The word ‘browse’ refers to the way in which many people engage with magazines nowadays. There are still many who browse the shelves for the weekly or monthly edition of their mag. It’s also the perfect verb to describe the way in which we search for our music. Whether browsing along shelves of CDs or flicking through baskets of vinyl, you’re waiting for something to catch your eye and draw you in.
Last night, Browse Magazine – an independent digital magazine created on a weekly basis by a ragtag collection of local people eager to promote the wonderful artists of Hull – drew people in to their first event.
Hosted at Piper on Newland Avenue, we had quite a large space to fill. A daunting thought for a first-time session. But we’d promoted and shared via social media and that age-old format known as word of mouth, and we were delighted to see the crowd undulating throughout the night, moving towards the stage in waves as the two bands performed.

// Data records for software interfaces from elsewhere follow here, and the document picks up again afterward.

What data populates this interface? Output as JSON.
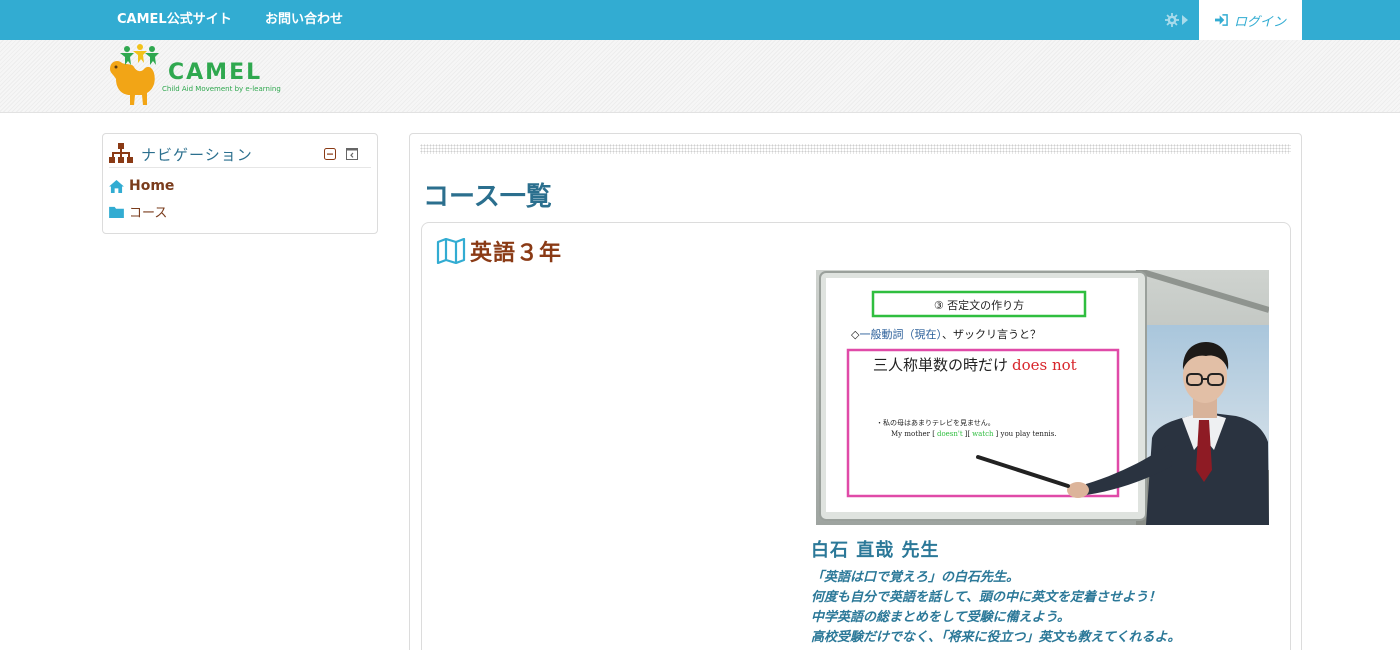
{
  "topbar": {
    "links": [
      "CAMEL公式サイト",
      "お問い合わせ"
    ],
    "login_label": "ログイン",
    "bg_color": "#32acd2"
  },
  "logo": {
    "name": "CAMEL",
    "tagline": "Child Aid Movement by e-learning"
  },
  "navigation": {
    "title": "ナビゲーション",
    "items": [
      {
        "label": "Home",
        "icon": "home-icon"
      },
      {
        "label": "コース",
        "icon": "folder-icon"
      }
    ]
  },
  "main": {
    "page_title": "コース一覧",
    "course": {
      "name": "英語３年",
      "icon": "map-icon",
      "slide": {
        "section_title": "③ 否定文の作り方",
        "question_prefix": "◇",
        "question_term": "一般動詞（現在）",
        "question_rest": "、ザックリ言うと？",
        "rule_jp": "三人称単数の時だけ",
        "rule_en": "does not",
        "example_jp": "・私の母はあまりテレビを見ません。",
        "example_en_start": "My mother [",
        "example_en_neg": "doesn't",
        "example_en_mid": "][",
        "example_en_verb": "watch",
        "example_en_end": "] you play tennis."
      },
      "teacher": "白石 直哉 先生",
      "description": [
        "「英語は口で覚えろ」の白石先生。",
        "何度も自分で英語を話して、頭の中に英文を定着させよう！",
        "中学英語の総まとめをして受験に備えよう。",
        "高校受験だけでなく、「将来に役立つ」英文も教えてくれるよ。"
      ]
    }
  },
  "colors": {
    "accent": "#32acd2",
    "title_blue": "#2b6f8e",
    "course_brown": "#8a3a15"
  }
}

Felony performed first, playing songs from their album ‘Come Back Home’ to the growing audience who scattered themselves around the venue. Loyal followers and Browse photographers at the front, they were rewarded with cheering, clapping and … well, some photographs. Their music is fast-paced with guitar-lead instrumentals. If you’ve heard them a couple of times before then you find you can sing along to quite a few of the songs, as I was.
Their last gig of 2014, I was surprised that Felony didn’t perform with the full energy I’ve seen them deliver in previous sets. They were all smiles, Marc Ainley chatting away with band members and the audience, but the overall set was less animated than I had anticipated.

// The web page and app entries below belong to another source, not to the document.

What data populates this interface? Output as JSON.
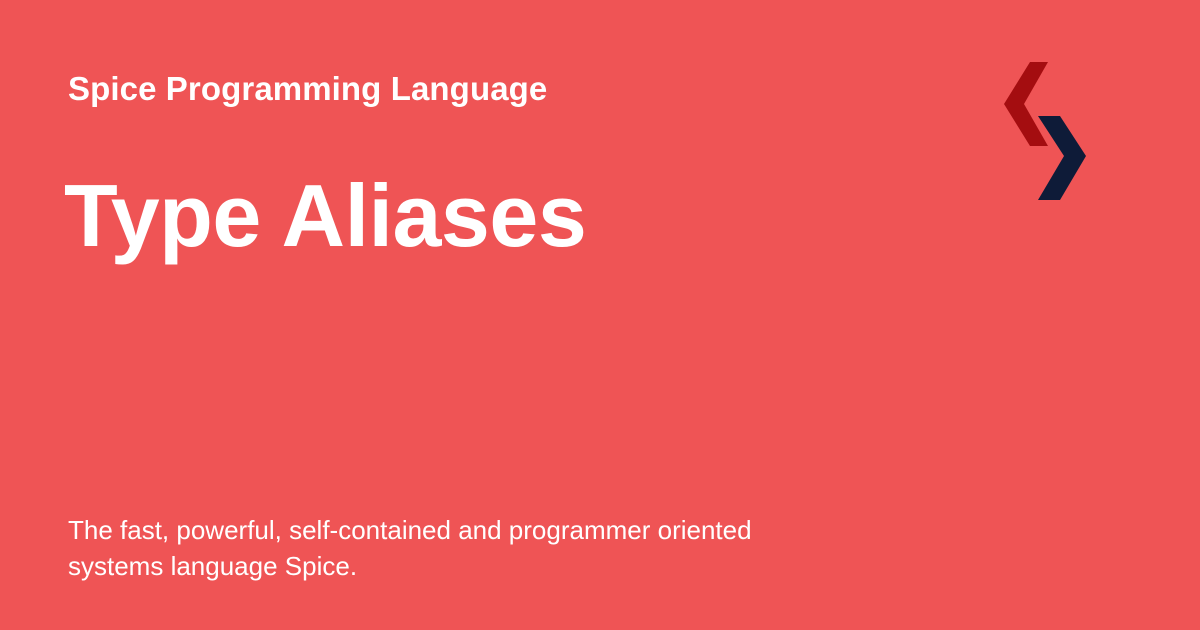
{
  "card": {
    "site_name": "Spice Programming Language",
    "title": "Type Aliases",
    "description_line1": "The fast, powerful, self-contained and programmer oriented",
    "description_line2": "systems language Spice.",
    "logo_icon": "spice-logo-icon"
  },
  "colors": {
    "background": "#ef5455",
    "text": "#ffffff",
    "logo_red": "#a40d10",
    "logo_navy": "#0e1b38"
  }
}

Still, this is not something you can ever say about MOTHER. With Sam Howell returning to the stage, joining the other musicians, the crowd were introduced to the band by what I thought was a fantastic instrumental introduction. For seven minutes they performed a vigorous overture, which gave the audience a chance to comfortably step forward and await the arrival of their lead singer. Their lead singer, Dave Sinclair, who moved briskly through the crowd and up onto the stage to announce “That first song was shit; the singer needs to sing.” From behind his keyboard, Frost offered a retort, clarifying that this had not been intended.
It didn’t matter – the crowd were warmed up by both Felony and the instrumental. As was drummer James Cooper, who with the arrival of Sinclair removed his shirt to perform the rest of the set. This band do not simply offer an audience their music; they are true performers who seem to embrace this within themselves as much as doing for the fans. Comfortable on any stage, they don’t stop. Christopher Frost switching between guitar and keys seamlessly between songs, the blur created as they all move so feverishly and Sinclair just about covering every inch of the stage as he dances with those he shares with and the audience before him.
They’re the only band I’ve seen where the girls are stood back, tapping their feet and swaying to the music, while the lads get up and move around on the dance floor. It’s a different atmosphere, at a MOTHER gig than any other, which defies stereotypes.
It is easy to focus all of your attention on Dave Sinclair, whose toes spent half of the set hanging over the edge of the stage. There is no controlling him, as his personality controls the entire room. When he’s not bouncing across the front of the stage, he’s taking swigs of beers or downing shots from wherever he finds them. When he’s not punching the air or inviting the crowd to clap along, he’s chatting with us and his band. In a display of pure electric energy, he’s everywhere at once.
But you’ve got four extremely talented musicians, who confidently perform even when their frontman is late to approach the stage and early to exit it. For almost an entire ten minutes, they played powerfully together, completely in tune with each instrument and producing a solid sound which captivates everyone in the room.
It’s an experience you need to experience in the world of music. A band which is so intense that your expectations seem like the coal in your stocking compared the gift you are truly granted.
An amazing first event for the magazine. I thoroughly enjoyed the night, and was pleased to see that everyone else felt the same way. The mood of the room as DJ Jordan Coombs played an assortment of upbeat indie tunes, was warm and uplifting; a perfect way to spend a November night.